COLUMBIA —First Ward City Council candidates focused on downtown parking issues and the work of Columbia's Neighborhood Response Team at a forum hosted Saturday by the Central Columbia Get Out the Vote Committee.
About 25 people attended the forum at the Downtown Optimist Clubhouse and submitted questions to moderator Glenn Cobbins.
Candidate Mitch Richards was again the most outspoken against efforts to increase parking meter fines or levy a new tax downtown.
“Instead of looking for ways to cut spending, they look at taxpayers as cash cows,” Richards said of the city. “It’s arrogant, it’s wrong, it’s not being honest with people, it’s not properly addressing the situation.”
Fellow candidate Darrell Foster said he saw tax increases and parking fines as a short-term solution to a long-term problem.
“We have to look at the allocation of our resources,” he said.

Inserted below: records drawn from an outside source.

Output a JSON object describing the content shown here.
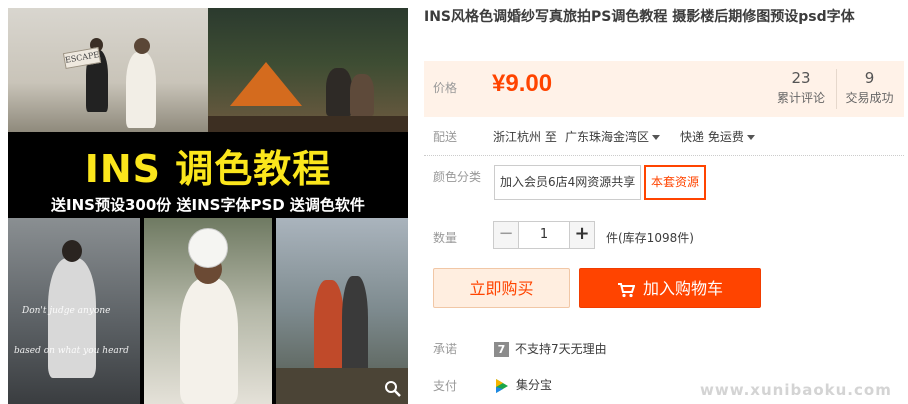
{
  "gallery": {
    "banner_title": "INS 调色教程",
    "banner_sub": "送INS预设300份  送INS字体PSD  送调色软件",
    "sign_text": "ESCAPE",
    "script_text_1": "Don't judge anyone",
    "script_text_2": "based on what you heard",
    "zoom_icon": "magnifier-icon"
  },
  "product": {
    "title": "INS风格色调婚纱写真旅拍PS调色教程 摄影楼后期修图预设psd字体"
  },
  "price": {
    "label": "价格",
    "value": "¥9.00",
    "color": "#ff4400"
  },
  "stats": {
    "reviews_count": "23",
    "reviews_label": "累计评论",
    "sales_count": "9",
    "sales_label": "交易成功"
  },
  "delivery": {
    "label": "配送",
    "from": "浙江杭州 至",
    "to": "广东珠海金湾区",
    "method": "快递 免运费"
  },
  "sku": {
    "label": "颜色分类",
    "options": [
      "加入会员6店4网资源共享",
      "本套资源"
    ],
    "selected": "本套资源"
  },
  "quantity": {
    "label": "数量",
    "minus": "−",
    "value": "1",
    "plus": "+",
    "stock": "件(库存1098件)"
  },
  "actions": {
    "buy_now": "立即购买",
    "add_to_cart": "加入购物车"
  },
  "promise": {
    "label": "承诺",
    "badge": "7",
    "text": "不支持7天无理由"
  },
  "payment": {
    "label": "支付",
    "text": "集分宝"
  },
  "watermark": "www.xunibaoku.com"
}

Pam Forbes said the new parking garage is forcing the city to raise fines to pay back the garage's bondholders.
“We were backed into this space," Forbes said. "It’s important to look at how we got here and try not to do that in the future.”
Some candidates also spoke harshly about Columbia's Neighborhood Response Team, which they say unfairly targets residents in their ward.
The Neighborhood Response Team was formed in 2000 to improve the aesthetic quality of central Columbia by citing residents for city code violations.
Fred Schmidt said the original idea of the Neighborhood Response Team was different than its implementation.
“When the Neighborhood Response Team was formed, the sales pitch was a lot different,” he said. “The sales pitch was that they would come around and visit with people who had code violations and sit down and talk with them and see if there’s a reason."
The response team launched another round of walking inspections — its second in 2011 — last week, to the chagrin of several neighbors who say they find the group's approach condescending and without context, according to a previous Missourian article.
Schmidt said he'd heard plenty of stories about the response team from First Ward residents while knocking on doors and canvassing neighborhoods.
“It’s very unfairly enforced,” Schmidt said. “Once you’re in the system, you’re in the computer, they’ve got you on a list.”
Richards agreed, saying the team’s actions could be considered a violation of residents' privacy.
“This is not right,” said Richards, whose platform includes a promise to defend privacy rights. “We’re opening the door to allow warrantless searches.”
Richards also noted that citing residents for code violations would just be another cycle to hurt the poor, one of his largest platforms in the election.
“We’re further impoverishing people who are already impoverished,” he said.
Forbes said she hadn't heard about the response team “picking on homeowners,” but that she did notice its inefficiency.
“We have so many dilapidated houses over here,” she said. “I can’t see they’re actually able to do anything.”
Foster remained ambivalent, especially about the enforcement of programs such as the Neighborhood Response Team, but did emphasize their importance.
“We have to have some policies and procedures in place in order to make our neighborhoods safe,” he said.
Foster's biggest criticism was the Neighborhood Response Team's specification of wards and areas throughout the city, saying many residents of the First Ward don’t have the capacity or means to completely fix code violations.